Understanding Documents and Processes: Deed of Trust
In many cases the Deed of Trust is presented as an “offering” by a party that has an interest in presenting the investment in the best possible light through a sales department or Broker, both of which are commissioned on the dollars brought in.   In this quest to get the dollars from the investors to earn the fees, many times the documents and process are over-simplified to reduce objections and shorten the fund raising process.  Missing, inadequate documentation in Trust Deed investing carries a high potential for unnecessary litigation and or principle loss from the investor if the borrower defaults or the Mortgage Broker closes its doors. The documentation an investor needs generally falls under one of a two categories; Borrower and Property. Borrower documents include;
  1. Completed loan application,
  2. Credit reports, credit history verification or references,
  3. Income documents, financials, Tax Returns,
  4. Use of Funds plan (from the proposed Deed of Trust),
  5. Exit...
The Risk of Investing in Incomplete Property

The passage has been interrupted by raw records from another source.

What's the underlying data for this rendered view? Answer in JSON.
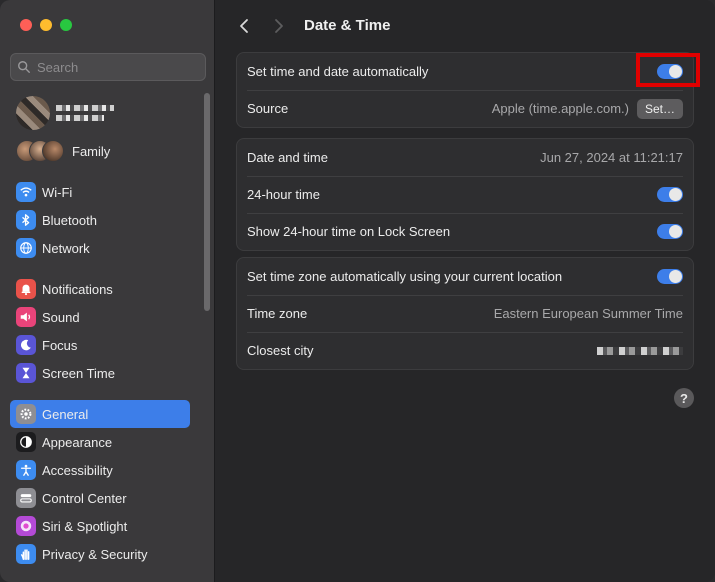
{
  "window": {
    "title": "Date & Time"
  },
  "sidebar": {
    "search_placeholder": "Search",
    "family_label": "Family",
    "groups": [
      [
        {
          "id": "wifi",
          "label": "Wi-Fi",
          "icon": "wifi-icon",
          "color": "#3d8cf0"
        },
        {
          "id": "bluetooth",
          "label": "Bluetooth",
          "icon": "bluetooth-icon",
          "color": "#3d8cf0"
        },
        {
          "id": "network",
          "label": "Network",
          "icon": "globe-icon",
          "color": "#3d8cf0"
        }
      ],
      [
        {
          "id": "notifications",
          "label": "Notifications",
          "icon": "bell-icon",
          "color": "#e9524a"
        },
        {
          "id": "sound",
          "label": "Sound",
          "icon": "speaker-icon",
          "color": "#e9447a"
        },
        {
          "id": "focus",
          "label": "Focus",
          "icon": "moon-icon",
          "color": "#5a55d6"
        },
        {
          "id": "screen-time",
          "label": "Screen Time",
          "icon": "hourglass-icon",
          "color": "#5a55d6"
        }
      ],
      [
        {
          "id": "general",
          "label": "General",
          "icon": "gear-icon",
          "color": "#8e8e93",
          "active": true
        },
        {
          "id": "appearance",
          "label": "Appearance",
          "icon": "appearance-icon",
          "color": "#1c1c1e"
        },
        {
          "id": "accessibility",
          "label": "Accessibility",
          "icon": "accessibility-icon",
          "color": "#3d8cf0"
        },
        {
          "id": "control-center",
          "label": "Control Center",
          "icon": "switches-icon",
          "color": "#8e8e93"
        },
        {
          "id": "siri",
          "label": "Siri & Spotlight",
          "icon": "siri-icon",
          "color": "#b44ad6"
        },
        {
          "id": "privacy",
          "label": "Privacy & Security",
          "icon": "hand-icon",
          "color": "#3d8cf0"
        }
      ]
    ]
  },
  "main": {
    "title": "Date & Time",
    "auto_group": {
      "set_auto_label": "Set time and date automatically",
      "set_auto_on": true,
      "source_label": "Source",
      "source_value": "Apple (time.apple.com.)",
      "set_button": "Set…"
    },
    "time_group": {
      "date_time_label": "Date and time",
      "date_time_value": "Jun 27, 2024 at 11:21:17",
      "h24_label": "24-hour time",
      "h24_on": true,
      "lock_label": "Show 24-hour time on Lock Screen",
      "lock_on": true
    },
    "zone_group": {
      "auto_zone_label": "Set time zone automatically using your current location",
      "auto_zone_on": true,
      "time_zone_label": "Time zone",
      "time_zone_value": "Eastern European Summer Time",
      "closest_city_label": "Closest city"
    },
    "help_label": "?"
  },
  "colors": {
    "accent": "#3d7ee9",
    "highlight": "#e00000"
  }
}
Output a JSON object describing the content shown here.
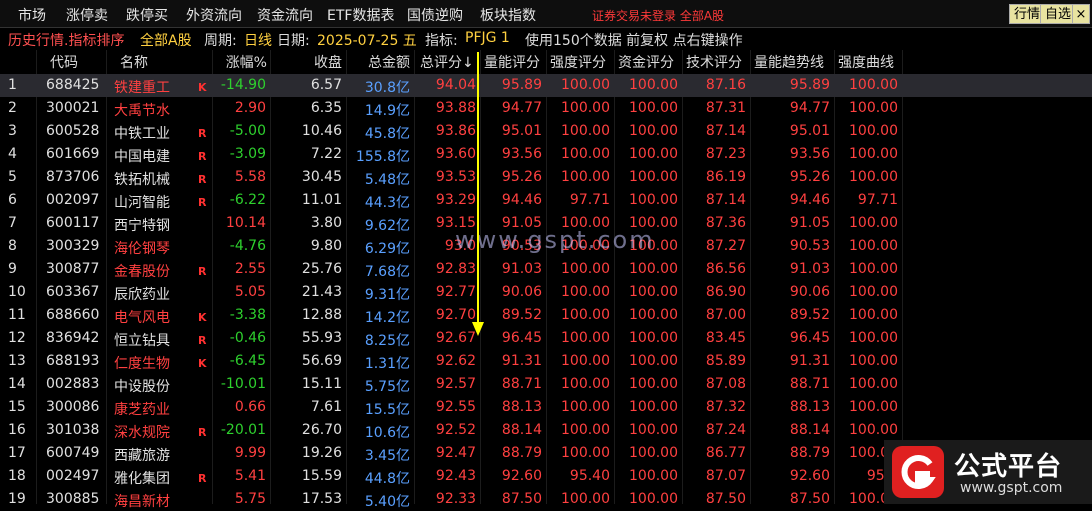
{
  "menu": {
    "items": [
      "市场",
      "涨停卖",
      "跌停买",
      "外资流向",
      "资金流向",
      "ETF数据表",
      "国债逆购",
      "板块指数"
    ],
    "login_text": "证券交易未登录  全部A股",
    "btn_market": "行情",
    "btn_favorite": "自选",
    "btn_close": "×"
  },
  "info": {
    "title": "历史行情.指标排序",
    "scope": "全部A股",
    "period_label": "周期:",
    "period_value": "日线",
    "date_label": "日期:",
    "date_value": "2025-07-25 五",
    "indicator_label": "指标:",
    "indicator_value": "PFJG 1",
    "note": "使用150个数据 前复权 点右键操作"
  },
  "columns": [
    "代码",
    "名称",
    "",
    "涨幅%",
    "收盘",
    "总金额",
    "总评分↓",
    "量能评分",
    "强度评分",
    "资金评分",
    "技术评分",
    "量能趋势线",
    "强度曲线"
  ],
  "colors": {
    "up": "#ff4040",
    "down": "#2ed02e",
    "amount": "#5aa0ff",
    "score": "#ff4040",
    "tag": "#ff3030",
    "white": "#e0e0e0",
    "arrow": "#ffff00"
  },
  "rows": [
    {
      "no": "1",
      "code": "688425",
      "name": "铁建重工",
      "tag": "K",
      "chg": "-14.90",
      "close": "6.57",
      "amt": "30.8亿",
      "total": "94.04",
      "vol": "95.89",
      "str": "100.00",
      "cap": "100.00",
      "tech": "87.16",
      "volt": "95.89",
      "strc": "100.00",
      "dir": "down",
      "name_red": true
    },
    {
      "no": "2",
      "code": "300021",
      "name": "大禹节水",
      "tag": "",
      "chg": "2.90",
      "close": "6.35",
      "amt": "14.9亿",
      "total": "93.88",
      "vol": "94.77",
      "str": "100.00",
      "cap": "100.00",
      "tech": "87.31",
      "volt": "94.77",
      "strc": "100.00",
      "dir": "up",
      "name_red": true
    },
    {
      "no": "3",
      "code": "600528",
      "name": "中铁工业",
      "tag": "R",
      "chg": "-5.00",
      "close": "10.46",
      "amt": "45.8亿",
      "total": "93.86",
      "vol": "95.01",
      "str": "100.00",
      "cap": "100.00",
      "tech": "87.14",
      "volt": "95.01",
      "strc": "100.00",
      "dir": "down",
      "name_red": false
    },
    {
      "no": "4",
      "code": "601669",
      "name": "中国电建",
      "tag": "R",
      "chg": "-3.09",
      "close": "7.22",
      "amt": "155.8亿",
      "total": "93.60",
      "vol": "93.56",
      "str": "100.00",
      "cap": "100.00",
      "tech": "87.23",
      "volt": "93.56",
      "strc": "100.00",
      "dir": "down",
      "name_red": false
    },
    {
      "no": "5",
      "code": "873706",
      "name": "铁拓机械",
      "tag": "R",
      "chg": "5.58",
      "close": "30.45",
      "amt": "5.48亿",
      "total": "93.53",
      "vol": "95.26",
      "str": "100.00",
      "cap": "100.00",
      "tech": "86.19",
      "volt": "95.26",
      "strc": "100.00",
      "dir": "up",
      "name_red": false
    },
    {
      "no": "6",
      "code": "002097",
      "name": "山河智能",
      "tag": "R",
      "chg": "-6.22",
      "close": "11.01",
      "amt": "44.3亿",
      "total": "93.29",
      "vol": "94.46",
      "str": "97.71",
      "cap": "100.00",
      "tech": "87.14",
      "volt": "94.46",
      "strc": "97.71",
      "dir": "down",
      "name_red": false
    },
    {
      "no": "7",
      "code": "600117",
      "name": "西宁特钢",
      "tag": "",
      "chg": "10.14",
      "close": "3.80",
      "amt": "9.62亿",
      "total": "93.15",
      "vol": "91.05",
      "str": "100.00",
      "cap": "100.00",
      "tech": "87.36",
      "volt": "91.05",
      "strc": "100.00",
      "dir": "up",
      "name_red": false
    },
    {
      "no": "8",
      "code": "300329",
      "name": "海伦钢琴",
      "tag": "",
      "chg": "-4.76",
      "close": "9.80",
      "amt": "6.29亿",
      "total": "93.0",
      "vol": "90.53",
      "str": "100.00",
      "cap": "100.00",
      "tech": "87.27",
      "volt": "90.53",
      "strc": "100.00",
      "dir": "down",
      "name_red": true
    },
    {
      "no": "9",
      "code": "300877",
      "name": "金春股份",
      "tag": "R",
      "chg": "2.55",
      "close": "25.76",
      "amt": "7.68亿",
      "total": "92.83",
      "vol": "91.03",
      "str": "100.00",
      "cap": "100.00",
      "tech": "86.56",
      "volt": "91.03",
      "strc": "100.00",
      "dir": "up",
      "name_red": true
    },
    {
      "no": "10",
      "code": "603367",
      "name": "辰欣药业",
      "tag": "",
      "chg": "5.05",
      "close": "21.43",
      "amt": "9.31亿",
      "total": "92.77",
      "vol": "90.06",
      "str": "100.00",
      "cap": "100.00",
      "tech": "86.90",
      "volt": "90.06",
      "strc": "100.00",
      "dir": "up",
      "name_red": false
    },
    {
      "no": "11",
      "code": "688660",
      "name": "电气风电",
      "tag": "K",
      "chg": "-3.38",
      "close": "12.88",
      "amt": "14.2亿",
      "total": "92.70",
      "vol": "89.52",
      "str": "100.00",
      "cap": "100.00",
      "tech": "87.00",
      "volt": "89.52",
      "strc": "100.00",
      "dir": "down",
      "name_red": true
    },
    {
      "no": "12",
      "code": "836942",
      "name": "恒立钻具",
      "tag": "R",
      "chg": "-0.46",
      "close": "55.93",
      "amt": "8.25亿",
      "total": "92.67",
      "vol": "96.45",
      "str": "100.00",
      "cap": "100.00",
      "tech": "83.45",
      "volt": "96.45",
      "strc": "100.00",
      "dir": "down",
      "name_red": false
    },
    {
      "no": "13",
      "code": "688193",
      "name": "仁度生物",
      "tag": "K",
      "chg": "-6.45",
      "close": "56.69",
      "amt": "1.31亿",
      "total": "92.62",
      "vol": "91.31",
      "str": "100.00",
      "cap": "100.00",
      "tech": "85.89",
      "volt": "91.31",
      "strc": "100.00",
      "dir": "down",
      "name_red": true
    },
    {
      "no": "14",
      "code": "002883",
      "name": "中设股份",
      "tag": "",
      "chg": "-10.01",
      "close": "15.11",
      "amt": "5.75亿",
      "total": "92.57",
      "vol": "88.71",
      "str": "100.00",
      "cap": "100.00",
      "tech": "87.08",
      "volt": "88.71",
      "strc": "100.00",
      "dir": "down",
      "name_red": false
    },
    {
      "no": "15",
      "code": "300086",
      "name": "康芝药业",
      "tag": "",
      "chg": "0.66",
      "close": "7.61",
      "amt": "15.5亿",
      "total": "92.55",
      "vol": "88.13",
      "str": "100.00",
      "cap": "100.00",
      "tech": "87.32",
      "volt": "88.13",
      "strc": "100.00",
      "dir": "up",
      "name_red": true
    },
    {
      "no": "16",
      "code": "301038",
      "name": "深水规院",
      "tag": "R",
      "chg": "-20.01",
      "close": "26.70",
      "amt": "10.6亿",
      "total": "92.52",
      "vol": "88.14",
      "str": "100.00",
      "cap": "100.00",
      "tech": "87.24",
      "volt": "88.14",
      "strc": "100.00",
      "dir": "down",
      "name_red": true
    },
    {
      "no": "17",
      "code": "600749",
      "name": "西藏旅游",
      "tag": "",
      "chg": "9.99",
      "close": "19.26",
      "amt": "3.45亿",
      "total": "92.47",
      "vol": "88.79",
      "str": "100.00",
      "cap": "100.00",
      "tech": "86.77",
      "volt": "88.79",
      "strc": "100.00",
      "dir": "up",
      "name_red": false
    },
    {
      "no": "18",
      "code": "002497",
      "name": "雅化集团",
      "tag": "R",
      "chg": "5.41",
      "close": "15.59",
      "amt": "44.8亿",
      "total": "92.43",
      "vol": "92.60",
      "str": "95.40",
      "cap": "100.00",
      "tech": "87.07",
      "volt": "92.60",
      "strc": "95.4",
      "dir": "up",
      "name_red": false
    },
    {
      "no": "19",
      "code": "300885",
      "name": "海昌新材",
      "tag": "",
      "chg": "5.75",
      "close": "17.53",
      "amt": "5.40亿",
      "total": "92.33",
      "vol": "87.50",
      "str": "100.00",
      "cap": "100.00",
      "tech": "87.50",
      "volt": "87.50",
      "strc": "100.00",
      "dir": "up",
      "name_red": true
    }
  ],
  "watermark": "www.gspt.com",
  "logo": {
    "title": "公式平台",
    "url": "www.gspt.com"
  }
}
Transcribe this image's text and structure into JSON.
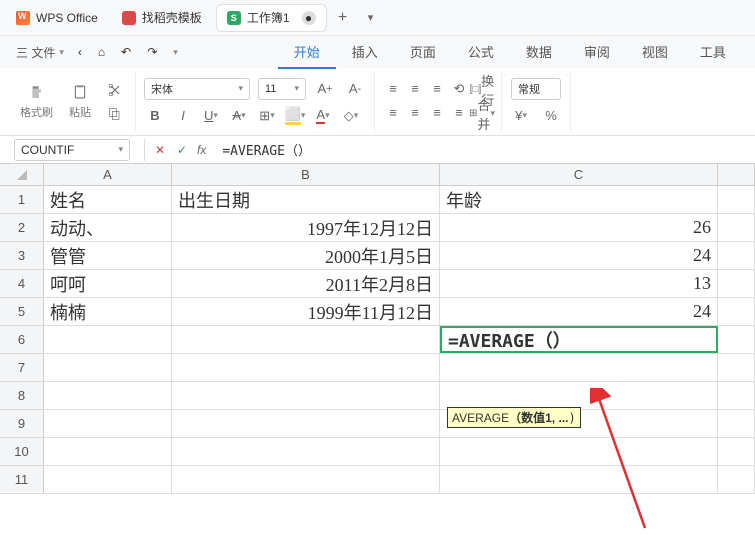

These two issues are put together as they appear the most in the same transactions in private lending.  The staged or multiple funding scenarios are most prevalent in new construction and rehab loans – properties that are not ready to market or cash flow.  The Deed of Trust is created by multiple fundings at scheduled times for the borrower.  The borrower doesn’t want to pay interest on the entire loan if they can only use portions at a time to construction schedules.  So, the broker will set up a funding schedule with the borrower based on his needs and use of funds.  The Broker will then have several fundings or opportunities for the investors to get involved.  This scenario is risky as investors are putting their money into property that is not complete, therefore not marketable or sellable which significantly reduces exposure. And if one of...